* [Dataset]
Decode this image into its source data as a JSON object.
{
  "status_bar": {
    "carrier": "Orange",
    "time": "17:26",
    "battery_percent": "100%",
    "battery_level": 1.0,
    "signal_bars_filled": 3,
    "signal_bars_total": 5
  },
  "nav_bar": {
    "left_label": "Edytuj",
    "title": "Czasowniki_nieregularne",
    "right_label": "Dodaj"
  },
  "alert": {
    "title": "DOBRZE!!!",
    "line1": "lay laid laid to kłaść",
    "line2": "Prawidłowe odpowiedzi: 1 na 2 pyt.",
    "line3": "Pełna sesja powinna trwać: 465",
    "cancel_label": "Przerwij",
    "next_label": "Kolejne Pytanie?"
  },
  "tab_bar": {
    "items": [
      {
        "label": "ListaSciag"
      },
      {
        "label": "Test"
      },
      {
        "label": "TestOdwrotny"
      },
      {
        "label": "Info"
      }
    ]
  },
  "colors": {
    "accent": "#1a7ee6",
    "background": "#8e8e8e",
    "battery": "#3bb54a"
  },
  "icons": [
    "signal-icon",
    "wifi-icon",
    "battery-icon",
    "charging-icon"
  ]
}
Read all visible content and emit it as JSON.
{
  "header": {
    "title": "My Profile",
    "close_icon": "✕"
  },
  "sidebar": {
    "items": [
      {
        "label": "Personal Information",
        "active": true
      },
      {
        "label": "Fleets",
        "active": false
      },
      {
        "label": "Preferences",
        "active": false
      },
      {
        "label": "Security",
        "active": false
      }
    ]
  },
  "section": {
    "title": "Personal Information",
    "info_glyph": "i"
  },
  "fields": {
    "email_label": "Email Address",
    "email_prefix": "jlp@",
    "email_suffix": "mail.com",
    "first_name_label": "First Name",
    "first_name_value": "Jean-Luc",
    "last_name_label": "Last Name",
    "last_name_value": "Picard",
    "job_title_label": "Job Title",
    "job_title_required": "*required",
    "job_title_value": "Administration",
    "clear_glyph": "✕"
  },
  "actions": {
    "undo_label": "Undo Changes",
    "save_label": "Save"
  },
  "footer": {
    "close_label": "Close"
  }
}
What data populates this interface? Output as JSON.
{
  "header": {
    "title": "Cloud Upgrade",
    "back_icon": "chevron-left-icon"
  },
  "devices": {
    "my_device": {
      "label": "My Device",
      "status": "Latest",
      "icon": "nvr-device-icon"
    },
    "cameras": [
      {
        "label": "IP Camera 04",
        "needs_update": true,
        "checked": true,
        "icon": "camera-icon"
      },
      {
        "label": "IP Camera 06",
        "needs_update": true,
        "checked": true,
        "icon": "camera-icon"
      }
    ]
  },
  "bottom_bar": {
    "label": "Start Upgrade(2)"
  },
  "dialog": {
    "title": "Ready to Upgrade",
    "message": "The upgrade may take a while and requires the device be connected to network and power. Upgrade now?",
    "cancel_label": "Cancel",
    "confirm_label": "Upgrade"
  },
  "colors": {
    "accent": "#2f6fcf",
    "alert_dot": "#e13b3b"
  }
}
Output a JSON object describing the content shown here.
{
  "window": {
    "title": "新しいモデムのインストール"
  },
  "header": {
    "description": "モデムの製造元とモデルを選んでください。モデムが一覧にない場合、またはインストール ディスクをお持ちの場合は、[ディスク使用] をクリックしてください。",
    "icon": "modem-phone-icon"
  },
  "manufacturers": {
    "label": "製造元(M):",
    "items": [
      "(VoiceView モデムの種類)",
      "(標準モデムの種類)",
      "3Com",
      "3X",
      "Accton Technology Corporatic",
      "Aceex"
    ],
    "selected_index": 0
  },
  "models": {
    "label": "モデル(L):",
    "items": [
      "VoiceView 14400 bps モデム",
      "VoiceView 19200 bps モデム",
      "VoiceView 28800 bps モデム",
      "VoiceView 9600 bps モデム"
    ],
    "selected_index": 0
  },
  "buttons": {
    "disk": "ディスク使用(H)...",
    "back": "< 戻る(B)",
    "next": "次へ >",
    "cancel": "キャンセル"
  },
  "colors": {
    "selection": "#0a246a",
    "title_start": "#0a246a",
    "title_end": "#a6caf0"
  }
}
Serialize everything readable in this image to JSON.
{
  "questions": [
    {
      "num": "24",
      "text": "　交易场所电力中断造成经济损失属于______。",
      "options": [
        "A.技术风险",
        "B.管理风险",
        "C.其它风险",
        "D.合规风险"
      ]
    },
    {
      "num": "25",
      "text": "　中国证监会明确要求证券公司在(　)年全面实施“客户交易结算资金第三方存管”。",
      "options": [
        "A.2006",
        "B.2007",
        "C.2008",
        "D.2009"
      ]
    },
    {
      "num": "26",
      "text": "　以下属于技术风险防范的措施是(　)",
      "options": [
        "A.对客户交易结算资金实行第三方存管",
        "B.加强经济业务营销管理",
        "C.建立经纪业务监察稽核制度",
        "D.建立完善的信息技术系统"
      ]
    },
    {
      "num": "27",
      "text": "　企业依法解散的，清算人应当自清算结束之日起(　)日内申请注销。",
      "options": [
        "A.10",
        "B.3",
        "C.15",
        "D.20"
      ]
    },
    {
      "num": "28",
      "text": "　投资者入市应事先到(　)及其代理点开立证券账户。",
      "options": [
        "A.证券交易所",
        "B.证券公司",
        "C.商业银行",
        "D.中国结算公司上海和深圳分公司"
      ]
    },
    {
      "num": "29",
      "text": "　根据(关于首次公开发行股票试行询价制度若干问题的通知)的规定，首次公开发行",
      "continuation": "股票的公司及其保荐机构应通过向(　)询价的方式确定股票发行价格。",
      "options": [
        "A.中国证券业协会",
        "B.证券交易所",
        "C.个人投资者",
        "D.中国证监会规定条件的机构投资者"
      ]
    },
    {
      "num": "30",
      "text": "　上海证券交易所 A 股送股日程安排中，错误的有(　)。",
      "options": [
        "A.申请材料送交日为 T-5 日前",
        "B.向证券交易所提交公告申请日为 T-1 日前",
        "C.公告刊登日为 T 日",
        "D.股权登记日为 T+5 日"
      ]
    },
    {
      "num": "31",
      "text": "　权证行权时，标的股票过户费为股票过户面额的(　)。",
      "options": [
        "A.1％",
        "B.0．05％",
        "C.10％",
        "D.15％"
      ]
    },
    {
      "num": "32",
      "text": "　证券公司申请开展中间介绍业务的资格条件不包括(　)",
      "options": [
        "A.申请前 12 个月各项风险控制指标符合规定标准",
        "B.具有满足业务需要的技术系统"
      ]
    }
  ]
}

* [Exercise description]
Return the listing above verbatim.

* [Response]
Decode this image into its source data as a JSON object.
{
  "status_bar": {
    "carrier": "Orange",
    "time": "17:26",
    "battery_percent": "100%",
    "battery_level": 1.0,
    "signal_bars_filled": 3,
    "signal_bars_total": 5
  },
  "nav_bar": {
    "left_label": "Edytuj",
    "title": "Czasowniki_nieregularne",
    "right_label": "Dodaj"
  },
  "alert": {
    "title": "DOBRZE!!!",
    "line1": "lay laid laid to kłaść",
    "line2": "Prawidłowe odpowiedzi: 1 na 2 pyt.",
    "line3": "Pełna sesja powinna trwać: 465",
    "cancel_label": "Przerwij",
    "next_label": "Kolejne Pytanie?"
  },
  "tab_bar": {
    "items": [
      {
        "label": "ListaSciag"
      },
      {
        "label": "Test"
      },
      {
        "label": "TestOdwrotny"
      },
      {
        "label": "Info"
      }
    ]
  },
  "colors": {
    "accent": "#1a7ee6",
    "background": "#8e8e8e",
    "battery": "#3bb54a"
  },
  "icons": [
    "signal-icon",
    "wifi-icon",
    "battery-icon",
    "charging-icon"
  ]
}
Read all visible content and emit it as JSON.
{
  "header": {
    "title": "My Profile",
    "close_icon": "✕"
  },
  "sidebar": {
    "items": [
      {
        "label": "Personal Information",
        "active": true
      },
      {
        "label": "Fleets",
        "active": false
      },
      {
        "label": "Preferences",
        "active": false
      },
      {
        "label": "Security",
        "active": false
      }
    ]
  },
  "section": {
    "title": "Personal Information",
    "info_glyph": "i"
  },
  "fields": {
    "email_label": "Email Address",
    "email_prefix": "jlp@",
    "email_suffix": "mail.com",
    "first_name_label": "First Name",
    "first_name_value": "Jean-Luc",
    "last_name_label": "Last Name",
    "last_name_value": "Picard",
    "job_title_label": "Job Title",
    "job_title_required": "*required",
    "job_title_value": "Administration",
    "clear_glyph": "✕"
  },
  "actions": {
    "undo_label": "Undo Changes",
    "save_label": "Save"
  },
  "footer": {
    "close_label": "Close"
  }
}
What data populates this interface? Output as JSON.
{
  "header": {
    "title": "Cloud Upgrade",
    "back_icon": "chevron-left-icon"
  },
  "devices": {
    "my_device": {
      "label": "My Device",
      "status": "Latest",
      "icon": "nvr-device-icon"
    },
    "cameras": [
      {
        "label": "IP Camera 04",
        "needs_update": true,
        "checked": true,
        "icon": "camera-icon"
      },
      {
        "label": "IP Camera 06",
        "needs_update": true,
        "checked": true,
        "icon": "camera-icon"
      }
    ]
  },
  "bottom_bar": {
    "label": "Start Upgrade(2)"
  },
  "dialog": {
    "title": "Ready to Upgrade",
    "message": "The upgrade may take a while and requires the device be connected to network and power. Upgrade now?",
    "cancel_label": "Cancel",
    "confirm_label": "Upgrade"
  },
  "colors": {
    "accent": "#2f6fcf",
    "alert_dot": "#e13b3b"
  }
}
Output a JSON object describing the content shown here.
{
  "window": {
    "title": "新しいモデムのインストール"
  },
  "header": {
    "description": "モデムの製造元とモデルを選んでください。モデムが一覧にない場合、またはインストール ディスクをお持ちの場合は、[ディスク使用] をクリックしてください。",
    "icon": "modem-phone-icon"
  },
  "manufacturers": {
    "label": "製造元(M):",
    "items": [
      "(VoiceView モデムの種類)",
      "(標準モデムの種類)",
      "3Com",
      "3X",
      "Accton Technology Corporatic",
      "Aceex"
    ],
    "selected_index": 0
  },
  "models": {
    "label": "モデル(L):",
    "items": [
      "VoiceView 14400 bps モデム",
      "VoiceView 19200 bps モデム",
      "VoiceView 28800 bps モデム",
      "VoiceView 9600 bps モデム"
    ],
    "selected_index": 0
  },
  "buttons": {
    "disk": "ディスク使用(H)...",
    "back": "< 戻る(B)",
    "next": "次へ >",
    "cancel": "キャンセル"
  },
  "colors": {
    "selection": "#0a246a",
    "title_start": "#0a246a",
    "title_end": "#a6caf0"
  }
}
Serialize everything readable in this image to JSON.
{
  "questions": [
    {
      "num": "24",
      "text": "　交易场所电力中断造成经济损失属于______。",
      "options": [
        "A.技术风险",
        "B.管理风险",
        "C.其它风险",
        "D.合规风险"
      ]
    },
    {
      "num": "25",
      "text": "　中国证监会明确要求证券公司在(　)年全面实施“客户交易结算资金第三方存管”。",
      "options": [
        "A.2006",
        "B.2007",
        "C.2008",
        "D.2009"
      ]
    },
    {
      "num": "26",
      "text": "　以下属于技术风险防范的措施是(　)",
      "options": [
        "A.对客户交易结算资金实行第三方存管",
        "B.加强经济业务营销管理",
        "C.建立经纪业务监察稽核制度",
        "D.建立完善的信息技术系统"
      ]
    },
    {
      "num": "27",
      "text": "　企业依法解散的，清算人应当自清算结束之日起(　)日内申请注销。",
      "options": [
        "A.10",
        "B.3",
        "C.15",
        "D.20"
      ]
    },
    {
      "num": "28",
      "text": "　投资者入市应事先到(　)及其代理点开立证券账户。",
      "options": [
        "A.证券交易所",
        "B.证券公司",
        "C.商业银行",
        "D.中国结算公司上海和深圳分公司"
      ]
    },
    {
      "num": "29",
      "text": "　根据(关于首次公开发行股票试行询价制度若干问题的通知)的规定，首次公开发行",
      "continuation": "股票的公司及其保荐机构应通过向(　)询价的方式确定股票发行价格。",
      "options": [
        "A.中国证券业协会",
        "B.证券交易所",
        "C.个人投资者",
        "D.中国证监会规定条件的机构投资者"
      ]
    },
    {
      "num": "30",
      "text": "　上海证券交易所 A 股送股日程安排中，错误的有(　)。",
      "options": [
        "A.申请材料送交日为 T-5 日前",
        "B.向证券交易所提交公告申请日为 T-1 日前",
        "C.公告刊登日为 T 日",
        "D.股权登记日为 T+5 日"
      ]
    },
    {
      "num": "31",
      "text": "　权证行权时，标的股票过户费为股票过户面额的(　)。",
      "options": [
        "A.1％",
        "B.0．05％",
        "C.10％",
        "D.15％"
      ]
    },
    {
      "num": "32",
      "text": "　证券公司申请开展中间介绍业务的资格条件不包括(　)",
      "options": [
        "A.申请前 12 个月各项风险控制指标符合规定标准",
        "B.具有满足业务需要的技术系统"
      ]
    }
  ]
}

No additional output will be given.